Coupled with the Intersystems Library Delivery Service, patrons now had quick access to resources from practically every library in the state. Interlibrary loan requests made from the terminals usually resulted in delivery within three or four days. Now, Illinois residents had the library resources of the entire state at their fingertips. Hugh Atkinson, the longtime and highly respected head librarian at the University of Illinois, relayed an exchange with a university faculty member, who marveled at the speed of delivery for a requested book, as the university library was nearly a mile across campus from his office. Atkinson asked to see the book, which was not from the University of Illinois, but another college library nearly 200 miles from Urbana. The book was delivered so quickly that the faculty member had just assumed it was locally held.839
Another enthusiastic endorsement came from Phoebe Bormet, the librarian of Macomb Senior High School, who recalled “the magic of ILLINET Online:”
“In January 1989, when I saw my first IO demonstration at the Western Illinois University library, I sat spellbound watching titles scroll across the monitor, and I knew that I had to introduce my students and faculty to IO. There were two reasons….First, this statewide system would allow us to reach beyond our four walls and give us access to over 4 million titles. With a book budget that has remained the same for more years than I care to admit and with book costs constantly rising, we have moved backwards every year in purchasing power. Also, IO would give the users access to more academically challenging titles that I could ordinarily purchase….”840
The effort to bring IO to Macomb Senior High was easier said than done. Bormet recalled that “our library had no computer available” and had to apply for a LSCA grant to fund one. Next was the process of selecting the right type of equipment with the money in hand. But the benefits offered by IO made the effort worthwhile.841
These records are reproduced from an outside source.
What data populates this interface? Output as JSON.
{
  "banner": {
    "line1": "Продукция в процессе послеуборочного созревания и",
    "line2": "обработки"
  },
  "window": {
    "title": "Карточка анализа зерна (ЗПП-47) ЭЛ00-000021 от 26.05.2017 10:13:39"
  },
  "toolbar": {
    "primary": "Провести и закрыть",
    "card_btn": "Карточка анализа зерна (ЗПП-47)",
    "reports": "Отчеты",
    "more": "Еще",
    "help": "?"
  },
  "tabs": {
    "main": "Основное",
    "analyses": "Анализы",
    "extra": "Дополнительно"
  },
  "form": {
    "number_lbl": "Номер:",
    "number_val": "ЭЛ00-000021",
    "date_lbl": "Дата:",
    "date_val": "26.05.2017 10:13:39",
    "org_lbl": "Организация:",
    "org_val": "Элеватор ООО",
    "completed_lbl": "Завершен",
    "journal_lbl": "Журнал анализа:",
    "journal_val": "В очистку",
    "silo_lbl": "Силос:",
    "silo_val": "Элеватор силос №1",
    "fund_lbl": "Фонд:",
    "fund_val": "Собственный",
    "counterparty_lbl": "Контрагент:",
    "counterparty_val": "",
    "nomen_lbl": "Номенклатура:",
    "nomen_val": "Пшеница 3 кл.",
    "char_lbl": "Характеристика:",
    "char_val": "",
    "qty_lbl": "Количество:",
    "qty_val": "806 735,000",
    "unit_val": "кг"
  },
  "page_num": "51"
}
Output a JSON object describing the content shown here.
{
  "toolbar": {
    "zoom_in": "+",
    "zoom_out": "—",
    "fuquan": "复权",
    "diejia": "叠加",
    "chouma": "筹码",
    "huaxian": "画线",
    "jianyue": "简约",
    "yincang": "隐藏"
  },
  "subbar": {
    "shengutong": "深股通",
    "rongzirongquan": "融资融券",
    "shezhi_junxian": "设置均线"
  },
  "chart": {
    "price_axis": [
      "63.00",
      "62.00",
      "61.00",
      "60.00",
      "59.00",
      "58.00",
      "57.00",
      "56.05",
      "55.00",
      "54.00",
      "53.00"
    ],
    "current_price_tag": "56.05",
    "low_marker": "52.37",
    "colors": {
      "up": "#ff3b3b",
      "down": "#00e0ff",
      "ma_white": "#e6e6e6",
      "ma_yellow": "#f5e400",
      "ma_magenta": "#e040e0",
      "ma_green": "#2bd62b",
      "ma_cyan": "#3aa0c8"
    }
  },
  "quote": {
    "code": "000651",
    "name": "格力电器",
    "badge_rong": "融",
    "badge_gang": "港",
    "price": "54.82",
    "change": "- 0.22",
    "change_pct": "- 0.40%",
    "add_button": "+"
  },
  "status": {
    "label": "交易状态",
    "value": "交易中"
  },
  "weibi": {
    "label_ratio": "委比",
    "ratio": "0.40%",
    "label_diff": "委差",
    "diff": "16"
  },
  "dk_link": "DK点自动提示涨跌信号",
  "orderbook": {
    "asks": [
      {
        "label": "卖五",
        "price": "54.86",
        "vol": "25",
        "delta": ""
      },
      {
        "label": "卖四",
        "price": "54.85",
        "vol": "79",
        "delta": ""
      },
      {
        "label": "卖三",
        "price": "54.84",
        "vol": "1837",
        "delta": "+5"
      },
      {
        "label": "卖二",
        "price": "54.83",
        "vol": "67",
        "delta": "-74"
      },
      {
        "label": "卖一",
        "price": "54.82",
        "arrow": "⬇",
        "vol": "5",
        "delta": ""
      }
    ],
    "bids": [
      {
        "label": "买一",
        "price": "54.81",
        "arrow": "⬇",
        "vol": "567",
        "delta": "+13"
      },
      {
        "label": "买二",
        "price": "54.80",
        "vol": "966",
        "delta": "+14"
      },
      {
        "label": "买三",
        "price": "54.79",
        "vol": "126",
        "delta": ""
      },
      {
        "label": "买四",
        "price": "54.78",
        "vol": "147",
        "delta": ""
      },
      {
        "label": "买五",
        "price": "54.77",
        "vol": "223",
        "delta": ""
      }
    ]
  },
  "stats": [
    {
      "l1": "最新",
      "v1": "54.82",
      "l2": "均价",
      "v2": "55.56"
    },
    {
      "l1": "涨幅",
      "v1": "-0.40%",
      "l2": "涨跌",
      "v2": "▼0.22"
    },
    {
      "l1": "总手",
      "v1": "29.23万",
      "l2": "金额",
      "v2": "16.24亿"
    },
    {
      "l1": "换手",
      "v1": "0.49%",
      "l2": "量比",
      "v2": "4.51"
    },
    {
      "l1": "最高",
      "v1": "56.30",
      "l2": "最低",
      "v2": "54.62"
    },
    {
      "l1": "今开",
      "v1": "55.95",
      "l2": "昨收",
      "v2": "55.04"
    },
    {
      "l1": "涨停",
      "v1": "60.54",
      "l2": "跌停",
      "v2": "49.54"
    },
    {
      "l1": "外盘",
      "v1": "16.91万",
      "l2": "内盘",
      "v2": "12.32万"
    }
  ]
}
The evolution of LCS was a landmark in the development of ILLINET and helped spur interest in multitype library systems. By the end of the 1980s, all types of libraries in Illinois would join the systems, completing another step in the development of multitype cooperation that Al Trezza envisioned throughout his tenure.